[Skybridge Capital managing partner Anthony Scaramucci, following Bipartisan Policy Center event during the Republican National Convention in Cleveland. July 20, 2016]
The nomination of Donald Trump may lead the GOP to lose key Senate and House races. Many top Fortune 500 CEOs are looking to back a third-party candidate, Libertarian leader and former New Mexico Governor Gary Johnson “as a way to save the down ballot,” one major CEO said.

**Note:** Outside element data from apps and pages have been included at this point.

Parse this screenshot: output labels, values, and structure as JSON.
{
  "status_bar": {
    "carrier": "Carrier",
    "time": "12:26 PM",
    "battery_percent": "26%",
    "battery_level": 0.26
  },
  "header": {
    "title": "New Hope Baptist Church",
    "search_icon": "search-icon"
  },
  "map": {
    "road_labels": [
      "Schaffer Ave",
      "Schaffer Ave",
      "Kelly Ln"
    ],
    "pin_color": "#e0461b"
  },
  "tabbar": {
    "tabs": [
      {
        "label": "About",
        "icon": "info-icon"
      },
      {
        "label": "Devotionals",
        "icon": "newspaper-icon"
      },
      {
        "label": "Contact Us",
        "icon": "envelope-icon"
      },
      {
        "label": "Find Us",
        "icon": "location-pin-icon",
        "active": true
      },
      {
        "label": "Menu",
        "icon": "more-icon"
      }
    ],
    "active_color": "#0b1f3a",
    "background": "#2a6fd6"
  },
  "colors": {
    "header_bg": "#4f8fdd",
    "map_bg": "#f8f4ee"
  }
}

However, a major disruption in Washington, DC in November may have a silver lining for America’s small to medium-size businesses located in early-growth markets such as Cleveland, Baltimore and Washington, DC: A widely expected global recession will more than likely force the next president to propose an economic stimulus package similar to the one issued during the 2008 crisis.
In addition, the White House and Congress may have no choice but to legislate a tax reform bill allowing the repatriation of an estimated $2.1 trillion of U.S. corporate profits.
[US Senator David Perdue (R-GA) at Bipartisan Policy Center event at Republican National Convention in Cleveland. July 20, 2016]
In an interview during the Republican National Convention, U.S. Senator David Perdue (R-GA) said he will propose to allow U.S. companies to bring back their corporate profits at a zero-percent rate.
While U.S. corporate profit repatriation has always been blocked by partisans in Congress, the nascent alliance between Republicans and Congressional Black Caucus members on issues of economic opportunity could well pave a way to partnerships such as the one between Governor John Kasich and Cleveland Mayor Frank Jackson.
[Donald Trump with family and U.S. House Financial Services Committee Chairman Jeb Hensarling (R-TX) at Republican National Convention in Cleveland. July 20, 2016]
This article was produced in cooperation with Black Business News (BBN), a news service of Capitol Intelligence Group. PK Semler is chief executive editor and owner of Capitol Intelligence Group.